Determine how many lines in the material hold the string "content", then reply with that number only.

==================================================

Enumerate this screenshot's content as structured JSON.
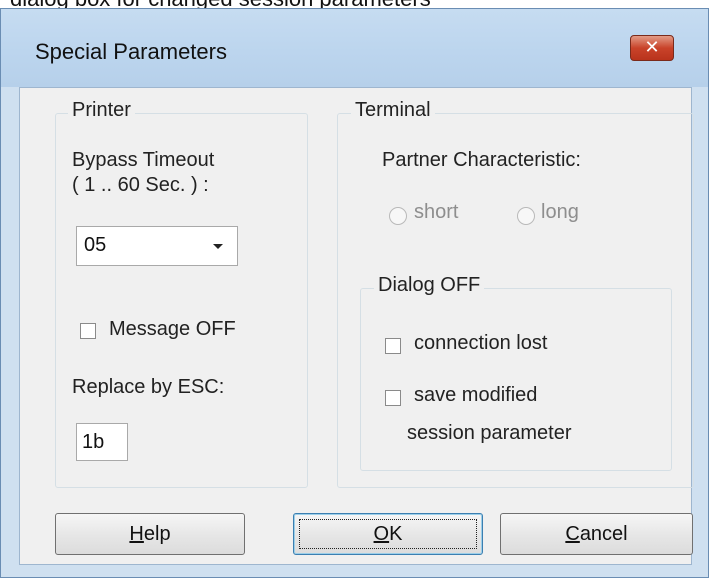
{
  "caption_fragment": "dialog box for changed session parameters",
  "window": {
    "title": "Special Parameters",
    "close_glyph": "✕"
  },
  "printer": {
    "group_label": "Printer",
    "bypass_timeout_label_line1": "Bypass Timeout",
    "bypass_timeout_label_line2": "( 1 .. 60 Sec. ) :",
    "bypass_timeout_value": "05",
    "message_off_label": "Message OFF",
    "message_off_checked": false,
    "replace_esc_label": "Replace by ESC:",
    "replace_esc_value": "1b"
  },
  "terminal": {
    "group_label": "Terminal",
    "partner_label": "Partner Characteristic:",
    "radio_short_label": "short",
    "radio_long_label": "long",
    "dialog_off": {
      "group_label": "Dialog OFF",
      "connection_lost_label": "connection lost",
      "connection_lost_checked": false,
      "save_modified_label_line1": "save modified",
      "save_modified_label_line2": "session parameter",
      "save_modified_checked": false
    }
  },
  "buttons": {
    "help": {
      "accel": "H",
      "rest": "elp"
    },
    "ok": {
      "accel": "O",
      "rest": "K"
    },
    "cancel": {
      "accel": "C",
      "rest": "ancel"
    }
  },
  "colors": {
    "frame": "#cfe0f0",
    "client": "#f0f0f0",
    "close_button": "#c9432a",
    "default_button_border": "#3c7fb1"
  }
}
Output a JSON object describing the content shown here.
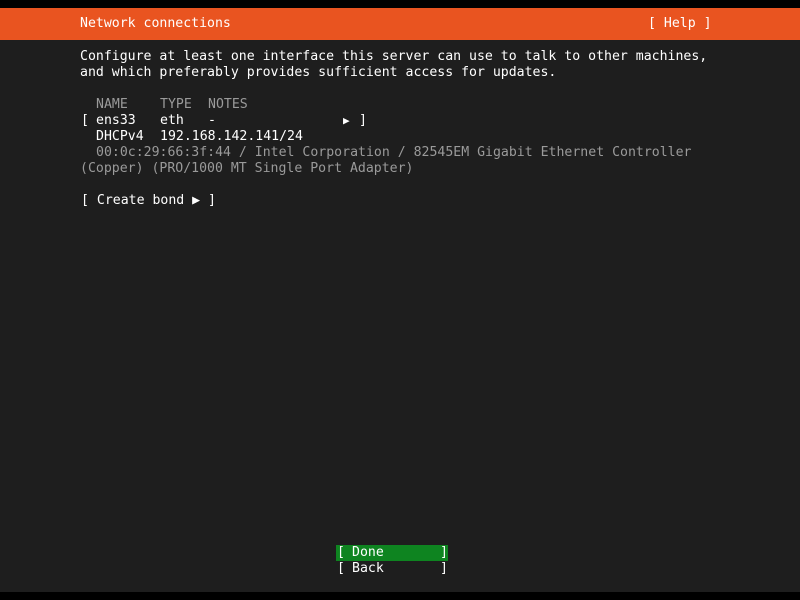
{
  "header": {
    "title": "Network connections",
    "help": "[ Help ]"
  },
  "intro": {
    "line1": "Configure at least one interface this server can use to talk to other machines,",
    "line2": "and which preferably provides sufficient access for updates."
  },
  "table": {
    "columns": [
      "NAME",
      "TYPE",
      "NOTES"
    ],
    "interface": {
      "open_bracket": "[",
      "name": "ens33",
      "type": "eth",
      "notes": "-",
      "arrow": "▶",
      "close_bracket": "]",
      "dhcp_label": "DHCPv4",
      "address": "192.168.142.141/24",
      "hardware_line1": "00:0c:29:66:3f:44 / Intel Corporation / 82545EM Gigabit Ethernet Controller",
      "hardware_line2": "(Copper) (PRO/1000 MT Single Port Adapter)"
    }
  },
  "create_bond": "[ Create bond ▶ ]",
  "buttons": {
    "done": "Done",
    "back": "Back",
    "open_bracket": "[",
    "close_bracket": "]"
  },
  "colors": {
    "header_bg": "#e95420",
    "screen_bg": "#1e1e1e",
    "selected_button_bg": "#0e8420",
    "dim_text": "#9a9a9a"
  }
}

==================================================

Completed task - 2